Description[edit]

Caucasian wingnut tree

The tree is monoecious and grows to a height of < 30 m, the short, thick bole supporting widely spreading branches to form a rounded structure, not unlike the wych elm. The pinnate leaves can exceed 60 cm in length, comprising 7 - 27 sessile leaflets. The flowers appear in April, the male catkins thick and green, 7.5 – 12.5 cm long, the females longer with less dense flowers, bearing red styles forming fruiting catkins 30 – 50 cm long, the green, winged, nuts approximately 1.8 cm wide.[3]

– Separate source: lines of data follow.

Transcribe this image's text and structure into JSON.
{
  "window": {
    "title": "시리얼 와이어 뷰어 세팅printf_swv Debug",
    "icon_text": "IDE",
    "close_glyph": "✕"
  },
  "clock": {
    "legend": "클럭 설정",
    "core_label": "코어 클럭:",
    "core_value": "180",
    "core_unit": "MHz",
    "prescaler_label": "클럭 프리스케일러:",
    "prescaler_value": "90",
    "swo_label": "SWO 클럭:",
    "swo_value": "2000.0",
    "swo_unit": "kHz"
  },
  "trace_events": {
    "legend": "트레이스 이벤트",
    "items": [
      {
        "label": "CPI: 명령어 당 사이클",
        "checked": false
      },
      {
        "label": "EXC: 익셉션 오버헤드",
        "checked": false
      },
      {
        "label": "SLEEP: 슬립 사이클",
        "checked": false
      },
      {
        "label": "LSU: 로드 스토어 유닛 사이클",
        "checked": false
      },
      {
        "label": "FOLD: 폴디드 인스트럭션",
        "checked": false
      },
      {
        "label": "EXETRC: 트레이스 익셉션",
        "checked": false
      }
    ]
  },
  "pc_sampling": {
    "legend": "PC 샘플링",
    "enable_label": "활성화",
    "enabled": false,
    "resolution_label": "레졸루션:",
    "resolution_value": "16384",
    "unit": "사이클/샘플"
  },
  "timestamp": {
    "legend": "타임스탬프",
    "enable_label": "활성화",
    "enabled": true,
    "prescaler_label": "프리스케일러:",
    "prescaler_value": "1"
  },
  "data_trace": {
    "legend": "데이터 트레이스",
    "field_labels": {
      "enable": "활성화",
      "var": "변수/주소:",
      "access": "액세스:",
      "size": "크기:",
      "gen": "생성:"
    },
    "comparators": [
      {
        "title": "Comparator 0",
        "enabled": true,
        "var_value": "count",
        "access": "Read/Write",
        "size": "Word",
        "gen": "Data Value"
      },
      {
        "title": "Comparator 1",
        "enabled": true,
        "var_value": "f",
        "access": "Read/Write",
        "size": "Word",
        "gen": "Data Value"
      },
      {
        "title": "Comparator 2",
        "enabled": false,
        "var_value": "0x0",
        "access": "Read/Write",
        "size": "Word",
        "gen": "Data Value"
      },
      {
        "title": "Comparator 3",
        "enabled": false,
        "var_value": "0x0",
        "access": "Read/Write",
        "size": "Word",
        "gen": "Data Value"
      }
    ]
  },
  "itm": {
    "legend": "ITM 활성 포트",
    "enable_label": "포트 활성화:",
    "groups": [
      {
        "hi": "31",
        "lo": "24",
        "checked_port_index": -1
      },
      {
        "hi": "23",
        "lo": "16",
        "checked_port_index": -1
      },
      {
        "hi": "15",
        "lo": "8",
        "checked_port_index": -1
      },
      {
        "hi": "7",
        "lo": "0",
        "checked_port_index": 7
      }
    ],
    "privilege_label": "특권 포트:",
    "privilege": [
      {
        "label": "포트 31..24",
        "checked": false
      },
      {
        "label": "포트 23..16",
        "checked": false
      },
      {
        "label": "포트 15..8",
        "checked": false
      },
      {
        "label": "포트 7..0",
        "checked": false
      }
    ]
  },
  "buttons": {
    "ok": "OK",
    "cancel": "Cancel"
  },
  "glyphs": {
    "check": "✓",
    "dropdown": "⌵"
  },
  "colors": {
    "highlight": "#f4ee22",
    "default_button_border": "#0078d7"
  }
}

Ecology[edit]

The species is fast growing and grows best on flat ground or shallow slopes near river banks and in deep moist soils. The climate associated with the distribution of this tree includes mild winters and mild humid summers. It generally grows in mixed stands with other species and rarely grows in pure stands.[citation needed]

Fossil record[edit]

Fossils of Pterocarya fraxinifolia have been described from the fossil flora of Kızılcahamam district in Turkey, which is of early Pliocene age.[4]

References[edit]

  1. ^ Firsov, G.A. 1998. Pterocarya pterocarpa. 2006 IUCN Red List of Threatened Species. Downloaded on 23 August 2007.
  2. ^ "Caucasian Wingnut – Keele University Arboretum". Retrieved 2010-10-21.
  3. ^ Phillips, R. (1978). Trees in Britain, Europe & North America. Pan Books, London.
  4. ^ Kasaplıgil, Baki (1977). "Ankara, Kızılcahamam yakınındaki Güvem köyü civarında bulunan son tersiyer kozalaklı-yeşil yapraklı ormanı" [A Late-Tertiary Conifer-Hardwood Forest From the Vicinity of Güvem Village, Near Kızılcahamam, Ankara] (PDF). Bulletin of the Mineral Research and Exploration (in Turkish and English). Ankara: General Directorate of Mineral Research and Exploration. 88: 94-102.

External links[edit]